**Instructions to follow**
Could you please return each line of the data that has the word "wild"?
[[ The records, beginning ]]
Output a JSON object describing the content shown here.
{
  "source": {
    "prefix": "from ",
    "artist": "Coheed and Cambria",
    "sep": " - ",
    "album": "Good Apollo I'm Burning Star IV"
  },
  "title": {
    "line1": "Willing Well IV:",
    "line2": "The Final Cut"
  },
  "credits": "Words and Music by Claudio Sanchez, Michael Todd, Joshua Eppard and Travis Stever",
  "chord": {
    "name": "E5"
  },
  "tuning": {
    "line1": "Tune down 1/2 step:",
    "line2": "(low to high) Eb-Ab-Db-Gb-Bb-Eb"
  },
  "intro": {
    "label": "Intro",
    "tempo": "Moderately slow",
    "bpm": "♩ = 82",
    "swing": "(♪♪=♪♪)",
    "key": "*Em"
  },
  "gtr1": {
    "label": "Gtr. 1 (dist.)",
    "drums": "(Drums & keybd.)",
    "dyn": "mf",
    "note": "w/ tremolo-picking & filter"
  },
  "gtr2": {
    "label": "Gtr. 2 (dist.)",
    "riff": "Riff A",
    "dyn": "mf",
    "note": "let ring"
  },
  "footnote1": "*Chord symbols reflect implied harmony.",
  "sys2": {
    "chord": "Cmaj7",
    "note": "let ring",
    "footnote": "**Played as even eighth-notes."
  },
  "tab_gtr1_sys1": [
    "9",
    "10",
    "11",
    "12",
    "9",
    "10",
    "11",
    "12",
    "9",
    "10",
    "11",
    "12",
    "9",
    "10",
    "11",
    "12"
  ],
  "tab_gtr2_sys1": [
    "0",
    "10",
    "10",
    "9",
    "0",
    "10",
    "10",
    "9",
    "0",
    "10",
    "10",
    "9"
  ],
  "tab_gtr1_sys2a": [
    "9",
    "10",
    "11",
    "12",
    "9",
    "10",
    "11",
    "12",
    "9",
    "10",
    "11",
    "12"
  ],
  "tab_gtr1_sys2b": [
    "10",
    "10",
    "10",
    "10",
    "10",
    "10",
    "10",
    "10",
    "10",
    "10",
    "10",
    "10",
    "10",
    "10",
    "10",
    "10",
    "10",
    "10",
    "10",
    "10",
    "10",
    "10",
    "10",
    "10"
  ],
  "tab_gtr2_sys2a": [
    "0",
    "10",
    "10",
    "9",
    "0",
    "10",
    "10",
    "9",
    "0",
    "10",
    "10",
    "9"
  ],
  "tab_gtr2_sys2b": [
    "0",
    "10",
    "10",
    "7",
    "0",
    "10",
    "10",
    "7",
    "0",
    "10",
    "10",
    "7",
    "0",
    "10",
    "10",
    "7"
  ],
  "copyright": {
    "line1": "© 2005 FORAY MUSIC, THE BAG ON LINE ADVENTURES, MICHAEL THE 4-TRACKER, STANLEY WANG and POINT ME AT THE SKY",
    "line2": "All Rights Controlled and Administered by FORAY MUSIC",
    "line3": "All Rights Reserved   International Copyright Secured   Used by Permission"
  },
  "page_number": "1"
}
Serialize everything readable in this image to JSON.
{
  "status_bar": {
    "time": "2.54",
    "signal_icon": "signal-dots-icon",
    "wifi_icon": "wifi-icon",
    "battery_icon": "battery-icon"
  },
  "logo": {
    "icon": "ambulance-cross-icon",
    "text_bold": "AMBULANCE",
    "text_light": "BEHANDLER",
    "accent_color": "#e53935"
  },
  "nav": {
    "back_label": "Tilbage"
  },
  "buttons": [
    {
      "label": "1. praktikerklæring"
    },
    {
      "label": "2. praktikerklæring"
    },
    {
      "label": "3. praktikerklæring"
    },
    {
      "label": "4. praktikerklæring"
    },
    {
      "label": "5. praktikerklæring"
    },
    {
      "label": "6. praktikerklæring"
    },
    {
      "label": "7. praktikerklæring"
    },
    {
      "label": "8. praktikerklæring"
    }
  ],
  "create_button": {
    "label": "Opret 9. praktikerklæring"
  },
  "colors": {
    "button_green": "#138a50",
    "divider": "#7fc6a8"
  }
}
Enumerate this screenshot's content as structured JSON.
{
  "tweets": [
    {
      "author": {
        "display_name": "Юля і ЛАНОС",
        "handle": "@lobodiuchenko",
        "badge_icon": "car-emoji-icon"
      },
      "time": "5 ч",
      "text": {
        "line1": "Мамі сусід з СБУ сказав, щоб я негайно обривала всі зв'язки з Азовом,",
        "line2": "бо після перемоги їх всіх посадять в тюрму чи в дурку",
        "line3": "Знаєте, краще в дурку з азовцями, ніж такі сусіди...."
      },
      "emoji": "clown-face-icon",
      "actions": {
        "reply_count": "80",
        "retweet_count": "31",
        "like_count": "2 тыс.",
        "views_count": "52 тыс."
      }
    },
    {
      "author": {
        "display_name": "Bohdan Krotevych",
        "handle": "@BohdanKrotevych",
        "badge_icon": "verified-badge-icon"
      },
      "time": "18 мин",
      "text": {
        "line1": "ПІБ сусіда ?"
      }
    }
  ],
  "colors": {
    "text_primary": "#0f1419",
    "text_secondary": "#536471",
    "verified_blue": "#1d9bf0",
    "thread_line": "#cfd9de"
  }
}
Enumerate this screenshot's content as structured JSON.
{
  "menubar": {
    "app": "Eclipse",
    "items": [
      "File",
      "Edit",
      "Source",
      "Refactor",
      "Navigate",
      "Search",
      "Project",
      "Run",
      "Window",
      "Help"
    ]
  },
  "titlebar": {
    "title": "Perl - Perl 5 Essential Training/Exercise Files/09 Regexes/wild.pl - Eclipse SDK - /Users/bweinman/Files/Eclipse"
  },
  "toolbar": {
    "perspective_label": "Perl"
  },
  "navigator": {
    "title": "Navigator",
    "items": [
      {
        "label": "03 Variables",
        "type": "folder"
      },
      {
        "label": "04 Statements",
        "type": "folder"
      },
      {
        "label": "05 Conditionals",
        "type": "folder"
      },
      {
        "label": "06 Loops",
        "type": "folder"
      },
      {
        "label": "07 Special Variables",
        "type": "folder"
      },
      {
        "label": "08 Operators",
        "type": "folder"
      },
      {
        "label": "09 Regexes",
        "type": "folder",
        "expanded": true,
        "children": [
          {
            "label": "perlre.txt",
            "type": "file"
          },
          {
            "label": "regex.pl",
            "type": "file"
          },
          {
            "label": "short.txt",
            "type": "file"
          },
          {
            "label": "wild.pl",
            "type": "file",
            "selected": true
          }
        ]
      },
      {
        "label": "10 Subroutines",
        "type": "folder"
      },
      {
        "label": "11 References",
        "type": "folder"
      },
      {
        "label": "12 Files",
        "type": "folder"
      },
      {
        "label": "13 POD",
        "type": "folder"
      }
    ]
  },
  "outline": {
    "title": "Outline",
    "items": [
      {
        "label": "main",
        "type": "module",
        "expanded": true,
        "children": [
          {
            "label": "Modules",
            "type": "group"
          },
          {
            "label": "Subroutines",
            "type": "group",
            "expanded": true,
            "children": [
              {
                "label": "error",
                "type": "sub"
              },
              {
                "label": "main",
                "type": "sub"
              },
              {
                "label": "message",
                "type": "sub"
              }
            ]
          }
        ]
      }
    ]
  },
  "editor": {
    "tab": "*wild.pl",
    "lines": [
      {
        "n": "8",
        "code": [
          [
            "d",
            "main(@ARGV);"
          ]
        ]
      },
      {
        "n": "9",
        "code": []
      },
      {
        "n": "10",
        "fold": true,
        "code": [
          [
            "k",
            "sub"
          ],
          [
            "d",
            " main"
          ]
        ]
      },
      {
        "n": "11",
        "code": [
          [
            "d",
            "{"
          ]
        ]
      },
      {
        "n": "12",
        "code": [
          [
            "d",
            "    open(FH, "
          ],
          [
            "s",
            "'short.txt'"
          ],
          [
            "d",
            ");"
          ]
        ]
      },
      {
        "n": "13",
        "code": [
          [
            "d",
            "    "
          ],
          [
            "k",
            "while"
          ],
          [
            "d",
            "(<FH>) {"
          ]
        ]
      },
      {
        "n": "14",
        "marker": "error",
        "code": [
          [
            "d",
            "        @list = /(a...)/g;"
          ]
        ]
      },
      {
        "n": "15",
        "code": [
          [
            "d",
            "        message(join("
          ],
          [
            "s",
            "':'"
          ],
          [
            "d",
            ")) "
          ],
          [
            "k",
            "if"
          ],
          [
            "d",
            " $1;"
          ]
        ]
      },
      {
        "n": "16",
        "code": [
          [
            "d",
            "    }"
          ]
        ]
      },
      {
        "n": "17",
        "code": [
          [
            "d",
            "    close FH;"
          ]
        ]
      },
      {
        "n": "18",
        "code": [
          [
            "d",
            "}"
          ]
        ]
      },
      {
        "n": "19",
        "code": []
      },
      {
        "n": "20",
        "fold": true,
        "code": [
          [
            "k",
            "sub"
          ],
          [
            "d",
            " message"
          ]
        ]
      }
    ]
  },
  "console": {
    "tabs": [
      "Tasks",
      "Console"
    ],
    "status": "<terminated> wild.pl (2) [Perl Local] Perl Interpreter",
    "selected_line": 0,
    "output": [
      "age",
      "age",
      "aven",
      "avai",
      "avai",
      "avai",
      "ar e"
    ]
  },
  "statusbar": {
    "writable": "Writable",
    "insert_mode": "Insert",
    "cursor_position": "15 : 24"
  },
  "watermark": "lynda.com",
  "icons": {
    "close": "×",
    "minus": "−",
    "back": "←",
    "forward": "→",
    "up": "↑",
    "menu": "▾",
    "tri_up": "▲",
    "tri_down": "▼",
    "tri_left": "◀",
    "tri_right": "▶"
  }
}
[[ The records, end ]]
**Answer below**
    "title": "Perl - Perl 5 Essential Training/Exercise Files/09 Regexes/wild.pl - Eclipse SDK - /Users/bweinman/Files/Eclipse"
            "label": "wild.pl",
    "tab": "*wild.pl",
    "status": "<terminated> wild.pl (2) [Perl Local] Perl Interpreter",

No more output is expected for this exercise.